Equal marriage campaigners in Australia have said that the marriage in Spain by a gay government minister to his long term partner shows how pressing the need for a change in the law is.

Ian Hunter, Minister for Communities and Social Inclusion in the South Australian Legislative Council and his partner Leith Semmens announced on Wednesday that they were married in Spain after flying halfway around the world to skirt Australia’s laws banning marriage equality.

The Spanish city of June’s mayor, Jose Antonio Rodriguez Salas, a vocal supporter of equal marriage – helped the couple settle the complicated paperwork necessary to marry in Spain.

Australian Marriage Equality national convener Rodney Croome said the the marriage was tinged with sadness because the vows would not be respected under Australian law.
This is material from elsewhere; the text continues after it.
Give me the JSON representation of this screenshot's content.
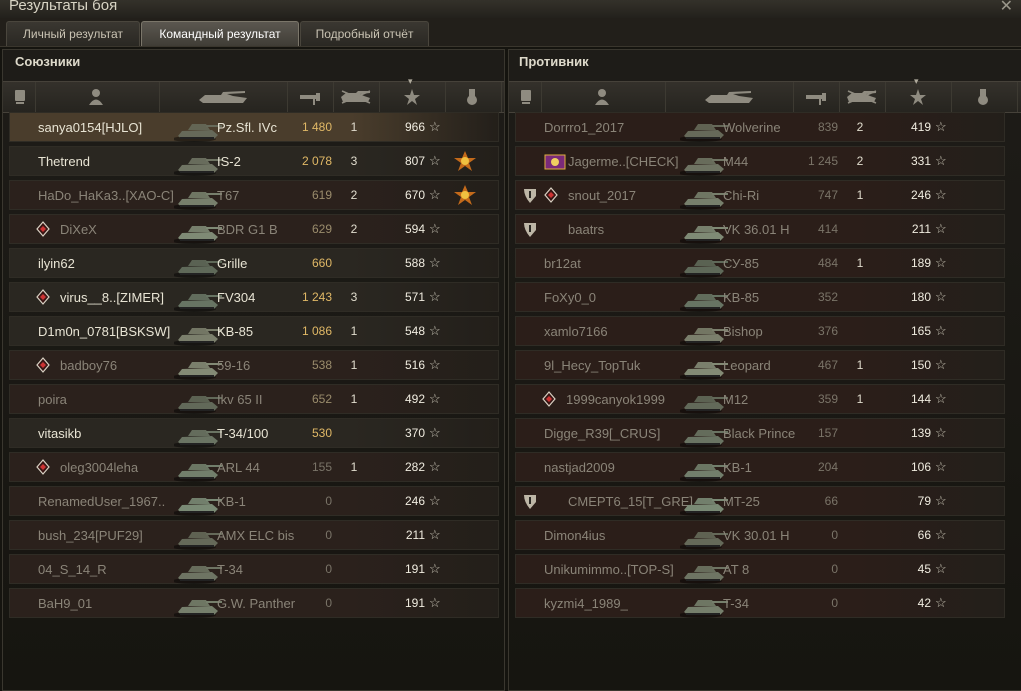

“We call on the South Australian parliament to lead the nation toward marriage equality by allowing same-sex couples to legally marry and fully recognising same-sex marriages from overseas,” he said.

“Reform at a federal level would be best, but in the absence of this, Ian Hunter’s wedding is a strong impetus for South Australia to take the lead.”

A few hours before marrying, Mr Hunter said: “Without a doubt it’s inevitable in Australia, but you’re looking at six or seven years, and me and my partner weren’t willing to wait that long.”

Last year, the politician had said he would marry his partner in New York if Australia didn’t start recognising same-sex marriages.

Last month, Spain’s Constitutional Court upheld the country’s seven-year-long equal marriage law following an appeal by the country’s ruling conservative party.

In September, Australia’s Parliament voted down a proposed equal marriage bill.

The country’s Prime Minister Julia Gillard has staunchly opposed supporting marriage rights for gay couples.